The idea of calling out a tradesman – plumber, carpenter, builder, whatever – isn’t typically considered a pleasurable experience by most people unless, of course, you’re one of those home renovation tragics.
So, in 2004 two Aussie entrepreneurs, David Vitek and Robert Sharon-Zipser, created hipages, a website that connected customers with tradies in their area who actually wanted the job, and would provide quotes for the finished work. In 2015, NewsCorp purchased a share of the business which now represents over 78,000 Aussie tradesman who cover 1300 home improvement categories.
Naturally, when you’re playing in the highly competitive and highly searched tradie category, then your Search Engine Marketing (SEM) is going be what gets you the eyeballs – and the business – over a myriad of online competitors.
Hipages is regularly touted as one of Australia’s biggest search marketing spenders but Kenny Tse, hipages’ Digital Marketing Manager, advises that knowing your brand, knowing your audience and knowing their behaviour is the first thing a brand should get right before embarking on a (often expensive) search strategy.

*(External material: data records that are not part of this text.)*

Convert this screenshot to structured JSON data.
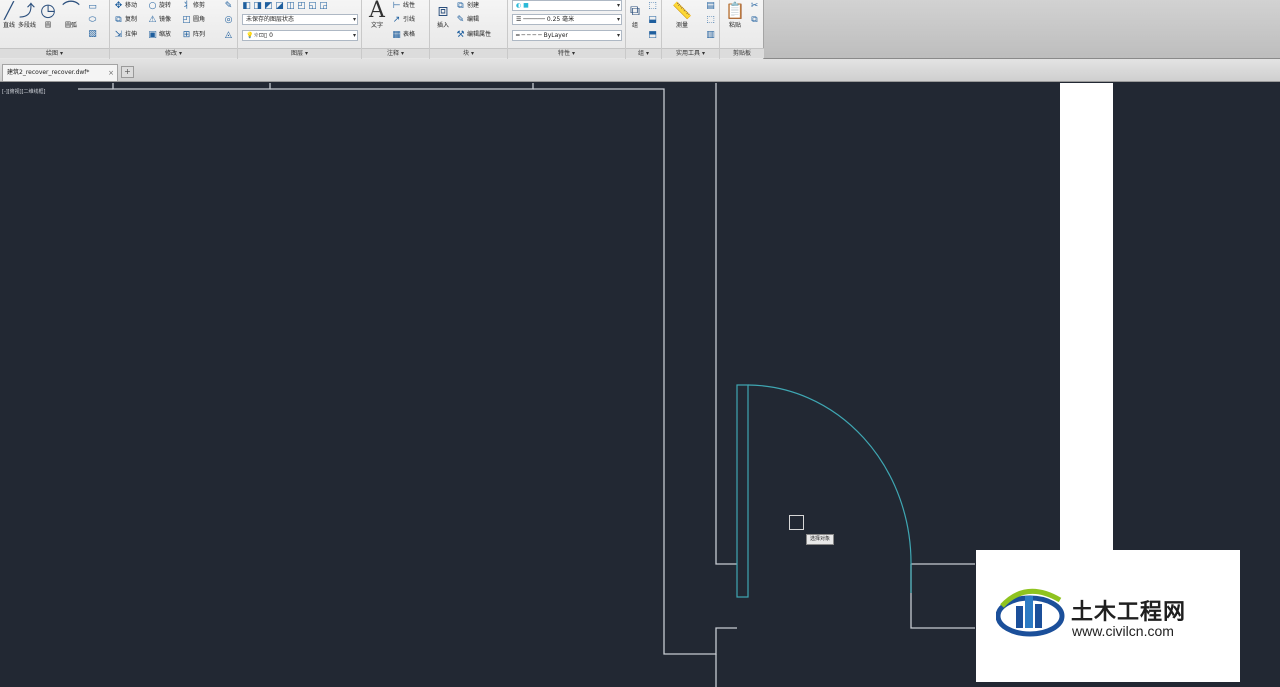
{
  "ribbon": {
    "panels": {
      "draw": {
        "title": "绘图 ▾",
        "tools": {
          "line": "直线",
          "polyline": "多段线",
          "circle": "圆",
          "arc": "圆弧"
        }
      },
      "modify": {
        "title": "修改 ▾",
        "tools": {
          "move": "移动",
          "rotate": "旋转",
          "trim": "修剪",
          "copy": "复制",
          "mirror": "镜像",
          "fillet": "圆角",
          "stretch": "拉伸",
          "scale": "缩放",
          "array": "阵列"
        }
      },
      "layers": {
        "title": "图层 ▾",
        "layer_state": "未保存的图层状态",
        "current_layer": "0"
      },
      "annotation": {
        "title": "注释 ▾",
        "text": "文字",
        "tools": {
          "linear": "线性",
          "leader": "引线",
          "table": "表格"
        }
      },
      "block": {
        "title": "块 ▾",
        "insert": "插入",
        "tools": {
          "create": "创建",
          "edit": "编辑",
          "edit_attr": "编辑属性"
        }
      },
      "properties": {
        "title": "特性 ▾",
        "color": "■",
        "lineweight": "0.25 毫米",
        "linetype": "ByLayer"
      },
      "groups": {
        "title": "组 ▾",
        "group": "组"
      },
      "utilities": {
        "title": "实用工具 ▾",
        "measure": "测量"
      },
      "clipboard": {
        "title": "剪贴板",
        "paste": "粘贴"
      }
    }
  },
  "tabs": {
    "file_tab": "建筑2_recover_recover.dwf*",
    "close": "×",
    "new_tab": "+"
  },
  "viewport": {
    "label": "[-][俯视][二维线框]"
  },
  "cursor_tooltip": "选择对象",
  "watermark": {
    "title_cn": "土木工程网",
    "url": "www.civilcn.com"
  },
  "colors": {
    "canvas": "#222833",
    "wall_line": "#c7ccd2",
    "door_line": "#3fa7b3",
    "accent": "#1f5f9e"
  },
  "icons": {
    "line": "line-icon",
    "circle": "circle-icon",
    "arc": "arc-icon",
    "text": "text-icon",
    "insert": "insert-icon",
    "paste": "paste-icon"
  }
}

For hipages, the problem is two-fold. Sure, the brand has to be top of mind (as search brings in almost half of hipages’ customers), but it’s important to go one step further and explain the brand’s unique proposition.
Agreeing that it’s not just hipages fighting to be front row and centre after someone’s hit the search button, Tse shares that “every brand wants to be in the face of their consumers every minute of the day, but you’re not going to appeal to everyone all the time. It’s really important to just focus on the primary purpose of the business, highlight this in your search ad, and on the post-click experience that forms part of your customer’s subsequent journey.”
“User segmentation is so important, being able to identify where a user is in the path to purchase makes converting that user a lot easier. With segmentation, you’re able to be in the right place, at the right time, with your marketing activities.”
“For example, a user searching for a locksmith is more likely to need one urgently, that’s why we focus on direct response messaging. On the other hand, a user searching for a builder may need to do more research before making a decision, so we will retarget to them just to remind them we’re available when they’re ready,” he says.
With a big focus on growth, SEM plays a crucial role in new user acquisition for hipages, which is why they use a combination of Google and Bing for their search advertising. Given Bing has 11.5 per cent share in the search market, Tse shares the platform gives them many new users to target, especially since it has a wealthier and more mature base – an ideal scenario in the home improvement category.
Tse agrees that not all search engines are the same and adds he’s often surprised by the number of people he meets, who are involved in search but haven’t tried Bing. “The only real way to find out how Bing can help your business and get more online exposure, is to try it out. If your budget allows, I would highly recommend setting a test budget aside to do new things.
“In my experience at hipages, the cost per acquisition (CPA) with Bing has been lower and revenue has been higher compared to that on Google – that really speaks for itself,” Tse reveals. “Because there are fewer competitors on Bing, it definitely helps with the performance metrics. We have also been able to enjoy these successes due to the assistance of our account managers at Bing, who really go out of their way to help us optimise our account.”